By Jessica-Lee Bessemer, Freelance Writer
It’s that time of year again; your nose is running, you’re sneezing, coughing and just miserable with your seasonal allergies. Just like us, horses experience allergies as well, and it can be the type of allergy that causes coughing and runny noses or the type of allergy that irritates the skin. 
Horses can develop multiple types of symptoms when dealing with allergies. Some of the more common symptoms include tearing eyes, coughing, or raised bumps on the horse’s shoulders. Sometimes horses may act like they are not feeling well and in this case the horse owner must be attentive and understand when the horse is acting unusual.

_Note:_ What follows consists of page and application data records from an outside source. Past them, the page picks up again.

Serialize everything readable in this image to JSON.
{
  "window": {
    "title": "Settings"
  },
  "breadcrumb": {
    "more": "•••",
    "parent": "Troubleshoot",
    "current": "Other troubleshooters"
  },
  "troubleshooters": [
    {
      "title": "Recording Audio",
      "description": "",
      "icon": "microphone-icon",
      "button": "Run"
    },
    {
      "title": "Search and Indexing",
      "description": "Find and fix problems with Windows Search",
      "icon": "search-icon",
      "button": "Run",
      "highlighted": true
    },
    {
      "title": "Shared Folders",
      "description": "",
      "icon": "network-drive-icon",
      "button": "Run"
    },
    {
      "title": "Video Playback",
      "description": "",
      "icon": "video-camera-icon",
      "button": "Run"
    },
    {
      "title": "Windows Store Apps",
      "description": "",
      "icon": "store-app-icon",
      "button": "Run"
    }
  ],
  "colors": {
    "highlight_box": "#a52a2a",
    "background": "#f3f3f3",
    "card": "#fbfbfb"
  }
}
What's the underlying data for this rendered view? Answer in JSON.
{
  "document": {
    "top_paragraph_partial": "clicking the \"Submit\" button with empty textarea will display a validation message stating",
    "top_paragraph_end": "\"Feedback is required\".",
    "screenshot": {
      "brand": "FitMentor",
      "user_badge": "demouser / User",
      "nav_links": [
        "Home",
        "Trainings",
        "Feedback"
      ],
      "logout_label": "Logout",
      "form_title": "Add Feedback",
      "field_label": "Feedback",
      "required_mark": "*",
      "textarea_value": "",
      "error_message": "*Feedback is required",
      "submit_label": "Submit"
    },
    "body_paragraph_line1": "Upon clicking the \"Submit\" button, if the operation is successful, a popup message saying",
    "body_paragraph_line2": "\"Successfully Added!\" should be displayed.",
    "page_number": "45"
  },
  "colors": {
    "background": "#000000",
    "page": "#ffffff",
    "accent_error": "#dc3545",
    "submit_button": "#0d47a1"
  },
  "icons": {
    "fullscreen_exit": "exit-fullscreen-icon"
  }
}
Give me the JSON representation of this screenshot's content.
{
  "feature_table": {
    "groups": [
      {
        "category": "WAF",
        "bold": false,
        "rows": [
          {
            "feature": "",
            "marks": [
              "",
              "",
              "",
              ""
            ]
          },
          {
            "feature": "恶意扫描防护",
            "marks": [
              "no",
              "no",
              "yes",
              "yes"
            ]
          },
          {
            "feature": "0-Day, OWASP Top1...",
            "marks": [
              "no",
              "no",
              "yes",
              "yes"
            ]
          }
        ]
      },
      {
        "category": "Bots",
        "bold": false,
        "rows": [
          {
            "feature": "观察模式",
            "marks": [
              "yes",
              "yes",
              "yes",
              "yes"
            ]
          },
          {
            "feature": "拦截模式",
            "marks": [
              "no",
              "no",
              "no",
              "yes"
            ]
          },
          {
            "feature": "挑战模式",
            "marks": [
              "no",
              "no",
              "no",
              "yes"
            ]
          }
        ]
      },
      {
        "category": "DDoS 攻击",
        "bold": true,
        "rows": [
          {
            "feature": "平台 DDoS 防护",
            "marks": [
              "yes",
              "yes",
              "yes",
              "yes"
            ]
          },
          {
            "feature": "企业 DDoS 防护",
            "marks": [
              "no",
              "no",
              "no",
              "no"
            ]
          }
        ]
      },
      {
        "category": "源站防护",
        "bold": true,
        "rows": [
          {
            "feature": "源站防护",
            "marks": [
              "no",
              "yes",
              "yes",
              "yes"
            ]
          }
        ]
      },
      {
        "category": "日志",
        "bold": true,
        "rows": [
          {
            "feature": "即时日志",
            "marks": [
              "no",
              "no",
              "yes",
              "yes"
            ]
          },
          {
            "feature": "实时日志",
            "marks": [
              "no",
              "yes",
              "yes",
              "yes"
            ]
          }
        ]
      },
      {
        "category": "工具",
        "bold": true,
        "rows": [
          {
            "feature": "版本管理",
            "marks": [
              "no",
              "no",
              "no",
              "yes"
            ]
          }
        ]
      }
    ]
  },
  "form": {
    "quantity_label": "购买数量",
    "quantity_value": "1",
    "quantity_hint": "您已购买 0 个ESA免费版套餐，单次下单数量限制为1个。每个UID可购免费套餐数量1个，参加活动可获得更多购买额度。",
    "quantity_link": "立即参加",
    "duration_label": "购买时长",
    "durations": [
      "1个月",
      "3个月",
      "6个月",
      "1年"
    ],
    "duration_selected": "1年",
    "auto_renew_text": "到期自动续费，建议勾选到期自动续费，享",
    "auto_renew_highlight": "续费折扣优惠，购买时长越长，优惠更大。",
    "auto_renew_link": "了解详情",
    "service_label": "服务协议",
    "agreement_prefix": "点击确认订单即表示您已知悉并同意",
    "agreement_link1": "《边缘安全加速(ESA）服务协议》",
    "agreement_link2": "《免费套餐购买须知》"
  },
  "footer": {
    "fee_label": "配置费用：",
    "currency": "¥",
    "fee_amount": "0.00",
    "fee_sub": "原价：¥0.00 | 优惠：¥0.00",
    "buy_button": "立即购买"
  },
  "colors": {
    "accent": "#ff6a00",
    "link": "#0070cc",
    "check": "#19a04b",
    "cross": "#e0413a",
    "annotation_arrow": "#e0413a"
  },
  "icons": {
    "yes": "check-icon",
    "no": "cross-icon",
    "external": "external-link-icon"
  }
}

The veterinarian can tell if a horse is suffering from equine allergies or another equine illness. 
Sometimes equine allergies can be tough to diagnose as they can take years to fully develop. Normally veterinarians will ask you to find out if the horse has a history of allergies before purchase. 
What Causes Equine Allergies?
Just like humans, a horse’s natural environment can cause allergies. They are exposed to dust, mold and different allergens all day long. In pastures there are many different proteins that may cause allergies. Normally, horses with healthy immune systems fight off the allergic reaction, but this is not in every case. Certain foods like hay or grain can also trigger an allergic reaction in horses as well as insect bites and nutritional supplements. 
While some allergies can be minor and seasonal, others may be more severe and life-threatening causing cardiovascular and respiratory problems. When a horse is experiencing respiratory problems due to allergies, the horse will often heave and cough consistently. They may experience problems with daily exercise and have a nasal discharge to accompany the allergy. Often the pollen, dust and mold found in stables are the cause of the respiratory allergy. Taking the horse out of the stable is normally the first step in treatment. It’s also important to change hay and bedding in their stall. Some horses with severe allergies sleep on mats to avoid the hay and/or bedding. If the hay is the likely cause of heaving, soaking the hay in water can help to remove unwanted spores. Some owners may need to take hay out of their horse’s diet if the allergy cannot be controlled. 
Skin allergies are amongst the most common type of equine allergy. They normally appear 12 to 24 hours after the horse is exposed to the allergen and appear in hives. You will normally find them on the neck and shoulders, and some horses may experience a fever and itchiness in addition to the hives. Insect bites, such as mosquito or gnat bites can cause skin allergies to occur. 
It’s always important to consult your veterinarian to diagnose your horse’s allergy, but here are some herbal treatments that can be helpful in treatment and prevention.
Mo Lung Powder & Allergy Blend:
Mo Lung Powder is a natural blend of Chinese herbs which may assist oxygen flow more freely to the lungs. When a horse is experiencing heaving or coughing, this can ease these symptoms and can make riding and exercise more tolerable. 
Allergy Blend promotes a stronger immune system. It may help coughing and improve the impurities in the blood. When used in conjunction with Mo Lung, this can be effective at controlling heaves and coughing. This can also help to control skin allergies and relieve itching. 
- “Horse Allergies, Symptoms, Causes and Treatments of an Equine Allergy,” http://www.horses-and-horse-information.com/articles/0395allergy.shtml
- “Mo Lung,” Hope Equine Products,” www.hopeequineproducts.com
- “Allergy Blend,” Hope Equine Products,” www.hopeequineproducts.com